By Martin Madaus, Ph.D.
If a giant discount retail chain like Wal-Mart can become a sustainability leader through effective supply chain management, then it stands to reason that companies in the life sciences sector should be going green, as well. After all, the life sciences mission, at its core, is to protect and enhance life. As life science leaders, we have both an opportunity and a responsibility to serve as examples and to demonstrate that sound environmental management is not just the right thing to do — it’s good business.
It’s not too soon to seize this opportunity, because the green revolution has taken root and is spreading fast. Going green — operating in an environmentally sustainable way and offering products and services with verifiable green credentials — is no longer a fringe movement reserved for boutique consumer products such as organic foods or hybrid vehicles. It is rapidly becoming an imperative for most businesses, driven by societal and demographic shifts felt worldwide.
For the generation now entering the workforce, living sustainably is a fundamental value. Young people are asking employers challenging questions: Why do we discard so much plastic in this laboratory? How much energy does this process consume? Why is this product wrapped in so much packaging material? How is our business affecting climate change? Do I work for an ethical company?
Tomorrow’s life science leaders want to work for employers who can answer these questions — or who are at least wrestling with them. In order to attract, retain, and motivate top talent, today’s leaders must demonstrate a commitment to sound environmental management.
But it’s not just employees who are asking the tough questions. A growing number of socially conscious investors, or their representatives, are scrutinizing firms’ sustainability records and reputations before committing their funds. The Carbon Disclosure Project, which collects and publicizes carbon risk and opportunity data from 2,500 companies, represents $64 trillion of investment from 534 institutional investors. The results are instantly visible on Bloomberg terminals to those making purchasing decisions. And many customers are taking a second look at what their suppliers and vendors are doing to protect the environment. The trend is clear: A long-term sustainability strategy is becoming increasingly important to our key constituencies — employees, shareholders, and customers — and therefore is increasingly critical to our long-term competitiveness.

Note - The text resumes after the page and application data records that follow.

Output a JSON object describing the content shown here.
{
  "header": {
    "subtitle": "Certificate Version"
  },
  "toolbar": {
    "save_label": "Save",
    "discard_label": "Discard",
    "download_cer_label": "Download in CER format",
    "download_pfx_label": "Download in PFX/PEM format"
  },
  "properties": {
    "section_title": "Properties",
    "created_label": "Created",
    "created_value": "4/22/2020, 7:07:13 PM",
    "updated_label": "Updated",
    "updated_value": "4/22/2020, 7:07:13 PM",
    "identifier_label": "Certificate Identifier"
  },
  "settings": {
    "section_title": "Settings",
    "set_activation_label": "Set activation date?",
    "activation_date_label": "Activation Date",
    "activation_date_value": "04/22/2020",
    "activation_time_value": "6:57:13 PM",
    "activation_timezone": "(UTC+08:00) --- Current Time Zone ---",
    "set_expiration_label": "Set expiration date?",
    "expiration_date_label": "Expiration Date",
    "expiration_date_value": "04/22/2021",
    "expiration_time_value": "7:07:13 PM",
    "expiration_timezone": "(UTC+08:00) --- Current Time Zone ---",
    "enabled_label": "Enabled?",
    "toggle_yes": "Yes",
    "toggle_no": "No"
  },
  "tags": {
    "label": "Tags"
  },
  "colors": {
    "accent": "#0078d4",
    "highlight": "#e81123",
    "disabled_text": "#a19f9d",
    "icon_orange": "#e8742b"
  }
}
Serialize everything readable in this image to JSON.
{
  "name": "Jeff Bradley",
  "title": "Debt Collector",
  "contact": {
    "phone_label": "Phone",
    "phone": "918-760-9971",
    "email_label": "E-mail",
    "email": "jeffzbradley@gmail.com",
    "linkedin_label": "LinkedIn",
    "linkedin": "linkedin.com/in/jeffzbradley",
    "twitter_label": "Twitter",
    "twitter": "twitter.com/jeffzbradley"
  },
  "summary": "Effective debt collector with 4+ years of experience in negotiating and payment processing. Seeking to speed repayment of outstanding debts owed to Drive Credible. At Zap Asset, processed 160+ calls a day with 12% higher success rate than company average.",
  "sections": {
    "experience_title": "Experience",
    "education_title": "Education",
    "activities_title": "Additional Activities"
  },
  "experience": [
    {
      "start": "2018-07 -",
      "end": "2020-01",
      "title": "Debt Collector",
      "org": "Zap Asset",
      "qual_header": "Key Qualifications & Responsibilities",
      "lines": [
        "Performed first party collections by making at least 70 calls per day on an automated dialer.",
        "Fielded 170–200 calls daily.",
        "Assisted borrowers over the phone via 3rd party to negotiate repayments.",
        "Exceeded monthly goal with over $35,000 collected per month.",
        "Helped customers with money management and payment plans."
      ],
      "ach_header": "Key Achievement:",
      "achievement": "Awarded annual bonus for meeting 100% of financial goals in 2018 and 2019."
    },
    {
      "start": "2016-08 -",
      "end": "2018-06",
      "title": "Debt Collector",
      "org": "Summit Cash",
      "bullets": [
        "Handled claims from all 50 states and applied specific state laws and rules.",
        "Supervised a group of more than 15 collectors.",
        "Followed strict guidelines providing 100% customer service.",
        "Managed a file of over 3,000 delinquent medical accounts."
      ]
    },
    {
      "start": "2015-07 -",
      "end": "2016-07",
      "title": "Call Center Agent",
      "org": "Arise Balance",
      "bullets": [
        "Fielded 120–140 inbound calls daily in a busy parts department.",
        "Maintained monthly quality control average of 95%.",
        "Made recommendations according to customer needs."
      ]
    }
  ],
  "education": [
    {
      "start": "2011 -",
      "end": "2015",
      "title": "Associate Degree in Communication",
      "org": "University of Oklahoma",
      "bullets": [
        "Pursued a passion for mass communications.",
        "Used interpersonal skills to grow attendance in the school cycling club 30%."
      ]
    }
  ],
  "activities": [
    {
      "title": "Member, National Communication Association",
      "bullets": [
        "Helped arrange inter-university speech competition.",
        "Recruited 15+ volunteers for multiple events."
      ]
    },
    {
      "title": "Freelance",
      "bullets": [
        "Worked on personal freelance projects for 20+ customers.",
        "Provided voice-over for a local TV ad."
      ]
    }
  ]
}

Steps Toward Sustainability
Developing and implementing a sustainability strategy can be daunting. However, there are some relatively simple, immediate steps that any business can take that will benefit not only the environment, but the bottom line, as well.
Basic energy-efficiency measures are a great way to start. By installing new lighting systems, replacing gas-guzzling company vehicles with hybrids, and updating inefficient compressed-air systems, a business can save money, reduce costs, and see a payback in less than a year.
A less tangible but equally important benefit is increased employee engagement. Once a companywide sustainability initiative is established, employees become proactive and innovative in their approaches to environmentally sustainable business practices.
Now is the time for those of us in the life sciences industry to determine where we fall on the sustainability spectrum and, wherever we fall, to take steps to improve our position. Such action can only boost our prospects for long-term growth and profitability, for the reasons stated above. But more important, by making a choice to go green, or greener, we can connect our profit motive with a greater sense of purpose. Through sound environmental management, we can help fulfill our core life sciences mission: to protect and enhance life, and ultimately, to leave the world a better place for future generations.
Martin Madaus, chairman, president, and CEO of Millipore Corporation, has been with the company since 2005. Since then, he has completed several strategic acquisitions, expanded its core capabilities, nearly doubled its annual revenues, expanded its global operations, and improved its profitability. Before he joined Millipore, Dr. Madaus worked for Roche Diagnostics, serving as president and CEO and head of North American Operations (2000-2004).